HIST Semineri: “Machiavelli’s Florentine Histories – An Essay on the Birth of “Constıtutional” Law”, Prof. Levent Yılmaz, 16.30 8 Nisan (EN)

You are cordially invited to a seminar entitled “Machiavelli’s Florentine Histories — An Essay on the Birth of “Constıtutional” Law ” organised by the Department of History.

Date: 08.04.2021, Thursday
Time: 16.30 (Ankara Time Zone)

Title: Machiavelli’s Florentine Histories — An Essay on the Birth of “Constıtutional” Law
Speaker: Prof. Levent Yılmaz, University of Paris Nanterre

Please contact to the department for the Zoom Meeting information details.

In the decade that preceded 1293 and especially after the victory of Campaldino against the Ghibellines and the people of Arezzo on June 11, 1289, the city of Florence was plunged into complete chaos. The Guelph nobility, unbearable and responsible for a distressing situation (“assai mala condizione”, says Machiavelli, Florentine Histories, II, XI), committed unscrupulous massacres and unforgivable crimes without any fear of being punished. Thus begins Machiavelli’s Florentine Histories (Istorie Fiorentine, II, XI-XIV) on these events of the end of the 13th century in Florence, which led to the “Ordinamenti di Guistizia” of 1293. This text may probably be considered an early version of constitutional law. Machiavelli, in this work, largely follows Bruni’s History of Florence (IV, 15 et seq.; as well as the chronicles of Dino Compagni and Giovanni Villani), but with, as we shall see, a great difference in the elaboration. Giano della Bella being the protagonist.
Indeed, this history written by Machiavelli at the end of his life (commissioned by Giulio dei Medici, in 1520, presented in May 1526 to the same who in between had been elected as the Pope Clement VII, and first published in 1532) is a history of Florence from its origin to the death of Lorenzo di Piero de’ Medici in 1492, and takes up a theme that was dear to him: the universal nature of cities. He had already dealt with this point elsewhere, in another form and for other purposes (The Prince, IX and Discourses, I, 5).

Levent Yilmaz is a professor of intellectual and cultural history of the early modern and modern Europe. He received his Ph.D. from EHESS on the Quarrel of the Ancients and Moderns (2002, under the supervision of François Hartog), worked at the Istanbul Bilgi University between 2003-2015 (Chair of the History dept. between 2011-2014), and later joined the History Department at Koç University.
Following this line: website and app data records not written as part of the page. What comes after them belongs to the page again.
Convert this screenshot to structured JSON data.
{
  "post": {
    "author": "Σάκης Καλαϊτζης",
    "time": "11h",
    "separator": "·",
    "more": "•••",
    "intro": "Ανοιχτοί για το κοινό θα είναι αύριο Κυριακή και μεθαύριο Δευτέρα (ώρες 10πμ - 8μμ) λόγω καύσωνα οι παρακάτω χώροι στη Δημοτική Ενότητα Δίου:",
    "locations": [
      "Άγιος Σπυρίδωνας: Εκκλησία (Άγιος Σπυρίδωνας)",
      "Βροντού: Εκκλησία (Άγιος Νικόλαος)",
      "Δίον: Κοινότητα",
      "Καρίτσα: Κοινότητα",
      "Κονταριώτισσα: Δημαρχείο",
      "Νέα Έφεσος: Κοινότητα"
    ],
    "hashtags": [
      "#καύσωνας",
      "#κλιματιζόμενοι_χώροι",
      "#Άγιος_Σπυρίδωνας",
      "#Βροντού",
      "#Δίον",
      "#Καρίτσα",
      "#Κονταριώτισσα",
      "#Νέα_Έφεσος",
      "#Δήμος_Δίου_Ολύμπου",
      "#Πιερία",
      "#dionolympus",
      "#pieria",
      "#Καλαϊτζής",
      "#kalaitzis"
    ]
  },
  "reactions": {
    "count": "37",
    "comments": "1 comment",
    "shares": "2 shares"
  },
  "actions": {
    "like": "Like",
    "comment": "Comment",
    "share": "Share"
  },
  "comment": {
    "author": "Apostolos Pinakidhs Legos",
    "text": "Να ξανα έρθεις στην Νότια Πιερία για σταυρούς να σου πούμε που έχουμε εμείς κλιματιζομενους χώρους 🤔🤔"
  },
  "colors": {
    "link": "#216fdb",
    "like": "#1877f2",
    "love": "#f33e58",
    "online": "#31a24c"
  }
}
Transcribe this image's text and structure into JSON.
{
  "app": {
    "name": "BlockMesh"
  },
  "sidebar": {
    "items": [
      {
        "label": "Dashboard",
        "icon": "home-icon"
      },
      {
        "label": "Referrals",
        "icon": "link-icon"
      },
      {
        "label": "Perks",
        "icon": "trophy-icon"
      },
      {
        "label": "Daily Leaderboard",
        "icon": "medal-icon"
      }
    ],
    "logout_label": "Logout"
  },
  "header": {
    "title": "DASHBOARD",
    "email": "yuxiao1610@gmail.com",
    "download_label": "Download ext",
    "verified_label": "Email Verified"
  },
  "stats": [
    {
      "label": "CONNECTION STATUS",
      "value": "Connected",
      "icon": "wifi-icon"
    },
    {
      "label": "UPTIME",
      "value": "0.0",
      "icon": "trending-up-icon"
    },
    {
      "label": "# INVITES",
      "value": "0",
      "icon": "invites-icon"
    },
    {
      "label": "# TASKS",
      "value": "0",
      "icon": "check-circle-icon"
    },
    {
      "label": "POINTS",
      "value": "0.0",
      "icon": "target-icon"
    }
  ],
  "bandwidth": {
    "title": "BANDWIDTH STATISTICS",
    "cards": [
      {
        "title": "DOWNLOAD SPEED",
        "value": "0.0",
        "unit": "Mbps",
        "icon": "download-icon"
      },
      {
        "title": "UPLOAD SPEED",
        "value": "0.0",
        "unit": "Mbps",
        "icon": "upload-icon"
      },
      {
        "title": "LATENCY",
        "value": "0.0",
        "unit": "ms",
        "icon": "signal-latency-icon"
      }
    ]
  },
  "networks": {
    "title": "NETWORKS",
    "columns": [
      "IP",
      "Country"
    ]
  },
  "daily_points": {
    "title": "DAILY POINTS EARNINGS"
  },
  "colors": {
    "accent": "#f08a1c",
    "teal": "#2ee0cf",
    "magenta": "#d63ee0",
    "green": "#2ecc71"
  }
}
He was the director of the Akmed – Suna & Inan Kiraç Center for Mediterranean Studies until 2017 when he went to EHESS.
He directed and edited the Turkish translation of Yves Bonnefoy’s Dictionnary of Mythologies. His publications include : Le Temps moderne (Gallimard, 2005), Giambattista Vico and the Basic Concepts of The New Science (ed., 2007) and The Vico Road (ed., 2016, with Manuela Sanna). He is also the author of seven books of poetry in Turkish: his poetry had been translated into English (Saturn, Sheep Meadow Press, 2006), German, French and Italian, and has appeared on the Grand Street, Raritan, Neue Rundschau etc.
He was a Senior Braudel Fellow at the European University Institute, Directeur d’études invité at the EHESS, Mellon Fellow at the Villa I Tatti (Harvard University), Fellow of the Paris Institute of Advanced Study, Senior Fellow of Iméra, and since 2017 he has lectured at the Collège de France, NYU in New York and at the University of Paris Nanterre (ongoing).